“I have this imagery vault, and I’m the only one who has a key,” he went on. “I open that vault every day, and I take out that sadness; it’s overwhelming. Sometimes it can last 10 minutes, sometimes it’s 30 minutes, sometimes it’s longer. But then you take this sadness, put it back in the vault, lock it, and say, ‘I’ll see you tomorrow.’”
In all cases, though, Jonah’s talks come back to choices, and the need to make smart ones.
These choices come in all varieties, he went on, from young people deciding whether to pop a few prescription pills while at a friend’s party to adults deciding how to store and dispose of such pills, to the friends of those who are abusing drugs deciding whether to intervene and tell the parents of such an individual.

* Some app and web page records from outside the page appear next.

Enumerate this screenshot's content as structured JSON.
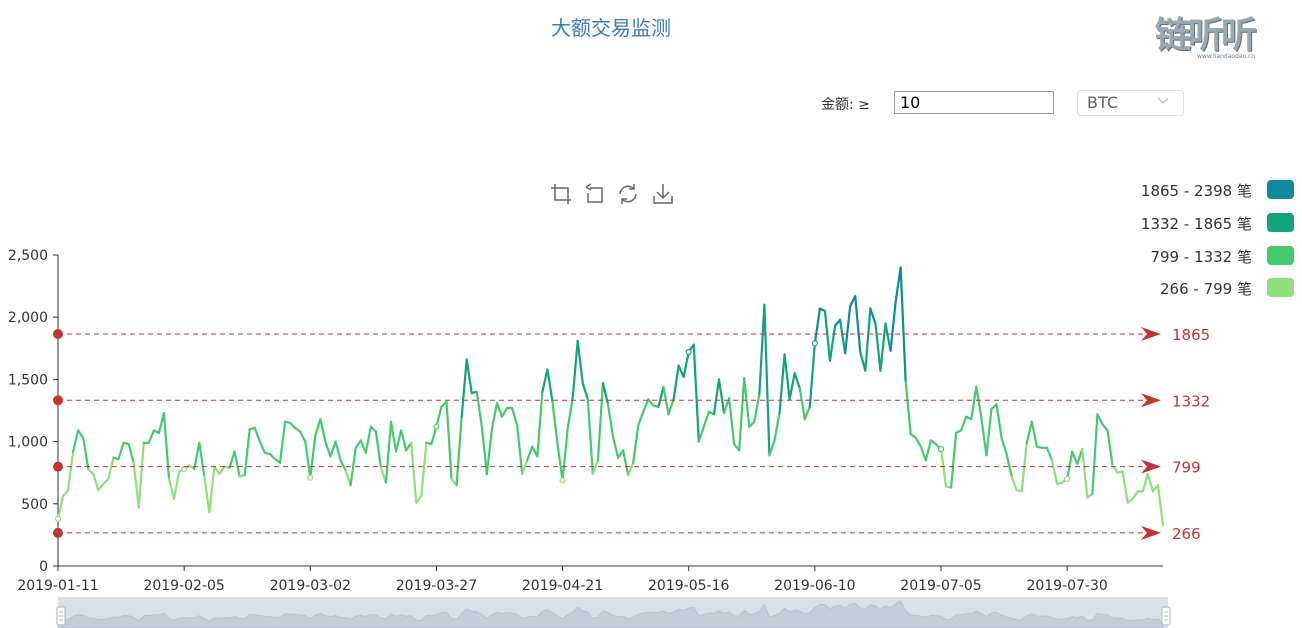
{
  "title": "大额交易监测",
  "logo": {
    "text": "链听听",
    "sub": "www.liandaodao.cn"
  },
  "filter": {
    "label": "金额: ≥",
    "amount_value": "10",
    "coin_selected": "BTC"
  },
  "toolbox": [
    "zoom-icon",
    "zoom-reset-icon",
    "restore-icon",
    "download-icon"
  ],
  "legend": [
    {
      "label": "1865 - 2398 笔",
      "color": "#0e8a9c"
    },
    {
      "label": "1332 - 1865 笔",
      "color": "#11a37c"
    },
    {
      "label": "799 - 1332 笔",
      "color": "#45c96e"
    },
    {
      "label": "266 - 799 笔",
      "color": "#8ee07a"
    }
  ],
  "chart_data": {
    "type": "line",
    "x_start": "2019-01-11",
    "x_end": "2019-08-18",
    "x_ticks": [
      "2019-01-11",
      "2019-02-05",
      "2019-03-02",
      "2019-03-27",
      "2019-04-21",
      "2019-05-16",
      "2019-06-10",
      "2019-07-05",
      "2019-07-30"
    ],
    "y_ticks": [
      "0",
      "500",
      "1,000",
      "1,500",
      "2,000",
      "2,500"
    ],
    "ylim": [
      0,
      2500
    ],
    "mark_lines": [
      {
        "value": 1865,
        "label": "1865"
      },
      {
        "value": 1332,
        "label": "1332"
      },
      {
        "value": 799,
        "label": "799"
      },
      {
        "value": 266,
        "label": "266"
      }
    ],
    "mark_color": "#c23531",
    "visual_map_colors": [
      "#8ee07a",
      "#45c96e",
      "#11a37c",
      "#0e8a9c"
    ],
    "series": [
      {
        "values": [
          380,
          560,
          610,
          920,
          1090,
          1030,
          780,
          740,
          610,
          660,
          700,
          870,
          860,
          990,
          980,
          830,
          470,
          990,
          990,
          1090,
          1070,
          1230,
          700,
          540,
          760,
          780,
          810,
          780,
          990,
          720,
          430,
          800,
          740,
          800,
          790,
          920,
          720,
          730,
          1100,
          1110,
          1000,
          910,
          900,
          860,
          830,
          1160,
          1150,
          1110,
          1080,
          1000,
          710,
          1050,
          1180,
          1000,
          880,
          1000,
          850,
          770,
          650,
          950,
          1010,
          910,
          1120,
          1080,
          790,
          670,
          1160,
          920,
          1090,
          930,
          990,
          510,
          560,
          990,
          980,
          1120,
          1280,
          1320,
          700,
          650,
          1200,
          1660,
          1390,
          1400,
          1120,
          740,
          1100,
          1310,
          1200,
          1270,
          1270,
          1130,
          740,
          850,
          960,
          880,
          1400,
          1580,
          1320,
          980,
          690,
          1100,
          1350,
          1810,
          1470,
          1340,
          740,
          850,
          1470,
          1300,
          1040,
          870,
          930,
          730,
          830,
          1130,
          1240,
          1340,
          1290,
          1280,
          1440,
          1220,
          1340,
          1610,
          1520,
          1720,
          1780,
          1000,
          1120,
          1240,
          1220,
          1500,
          1230,
          1350,
          980,
          930,
          1510,
          1120,
          1160,
          1380,
          2100,
          890,
          1010,
          1230,
          1700,
          1340,
          1550,
          1430,
          1180,
          1280,
          1790,
          2070,
          2050,
          1650,
          1930,
          1980,
          1710,
          2090,
          2170,
          1720,
          1570,
          2070,
          1950,
          1570,
          1950,
          1730,
          2120,
          2400,
          1480,
          1060,
          1030,
          960,
          850,
          1010,
          980,
          940,
          640,
          630,
          1070,
          1090,
          1200,
          1180,
          1440,
          1190,
          890,
          1260,
          1300,
          1030,
          900,
          720,
          610,
          600,
          990,
          1160,
          960,
          950,
          950,
          850,
          660,
          670,
          700,
          920,
          820,
          940,
          550,
          580,
          1220,
          1140,
          1090,
          810,
          750,
          760,
          510,
          540,
          600,
          600,
          740,
          600,
          650,
          330
        ]
      }
    ]
  }
}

“In a lot of cases, it starts with prescription medication,” Jonah said of heroin addiction. “It might be at a party, and they took their parents’ prescription pills,” he said. “One person gets addicted, and the other one doesn’t; you don’t know which one you’re going to be, and that’s why you have to make smart decisions.”

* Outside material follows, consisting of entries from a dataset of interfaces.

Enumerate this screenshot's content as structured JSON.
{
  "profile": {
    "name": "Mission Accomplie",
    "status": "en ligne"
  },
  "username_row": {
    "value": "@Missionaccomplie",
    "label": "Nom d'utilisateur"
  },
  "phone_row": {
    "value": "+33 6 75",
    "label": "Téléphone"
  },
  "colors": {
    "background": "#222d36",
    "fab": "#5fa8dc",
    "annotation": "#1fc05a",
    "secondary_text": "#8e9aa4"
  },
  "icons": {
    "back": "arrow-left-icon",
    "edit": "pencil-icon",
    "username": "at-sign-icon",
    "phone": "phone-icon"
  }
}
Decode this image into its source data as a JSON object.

He also encourages people to speak up, as difficult as that might be in many situations.
Specifically, he often relates the story of one young person who did speak up and told his parents that his brother had a problem that needed to be addressed.
“This person called his parents, and they said, ‘OK,’ and they started watching for signs,” said Jonah. “When they found their son overdosed, they had Narcan, and they revived him; he’s now been clean for many, many years.

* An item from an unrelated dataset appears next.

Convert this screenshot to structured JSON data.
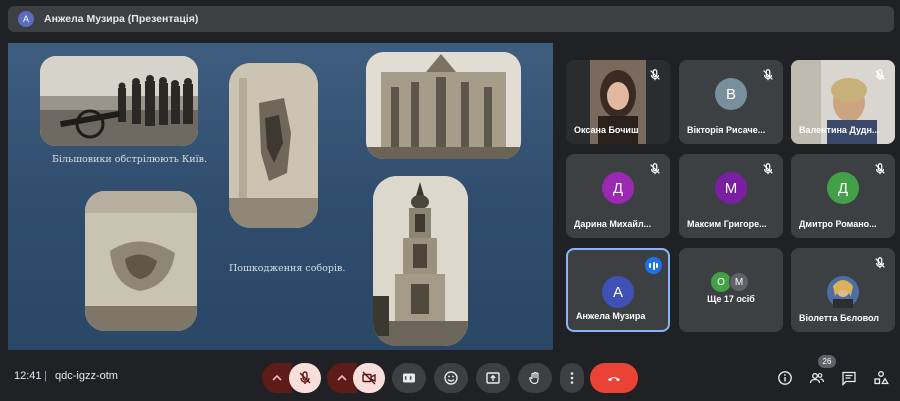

“I say to the kids, ‘how do you think that brother who was doing the heroin felt when his brother spoke up?’” he went on. “They all say, ‘not good.’ I ask, ‘how do you think he feels now?’ They’re best friends.”
He also relates the story of someone who didn’t speak up about an individual who eventually died of an overdose. “And I ask them, ‘which one are you going to be?’”
And, as noted, he finishes with that death certificate.
“I say, ‘when you leave here today, you may remember Mr. Jonah, or you may not; you may remember Jack, or you may not,’” he said. “‘But when you’re out in the world and you’re faced with a challenging decision, think of that death certificate, and hopefully it will give you the strength and confidence to make the right decision.’”
The talks were followed by a website, a logo, a Facebook page, and, eventually, the foundation, a 501(c)(3), all of which came about through the help of a number of supporters, said Jonah, adding that the film, production of which will begin next month, is the latest platform for telling the story.
The short informational piece on the Jack Jonah Foundation website pretty much tells the story about why the film is being made and what those behind it hope to accomplish.
“Jack Jonah was an extraordinary teen with real dreams and a bright future,” it reads. “On April 6, 2016, that ended, and he quickly became a statistic.
“Will you join this project to challenge teens in the community and communities around the country to be courageous in speaking out against drug usage among teens?” it continues. “This is bigger than just a film about Jack’s life; it’s about his voice being echoed throughout this film to save lives.”
In a nutshell, that’s what Kirk Jonah’s talks, the website, the foundation, and everything else are all about.
Inspiration that Lives on
Jonah told BusinessWest that he reaps many rewards from his ongoing work. The most important to him are the comments from those who approach him after one of his talks, at the fundraising walk, or just on the street.
Parents have told him that he has inspired them to become more open about a child’s problem and not be caught up in the stigma of drug abuse. Young people have told him that, because of his words, they have intervened in an effort to help a friend, or plan to.
In short, he believes he is creating some progress in an ongoing war against opioid addiction — progress that will hopefully translate into fewer people getting a death certificate like he did.
And he gives all or most of the credit for this progress to Jack, and the way his story continues to move others.
George O’Brien can be reached at [email protected]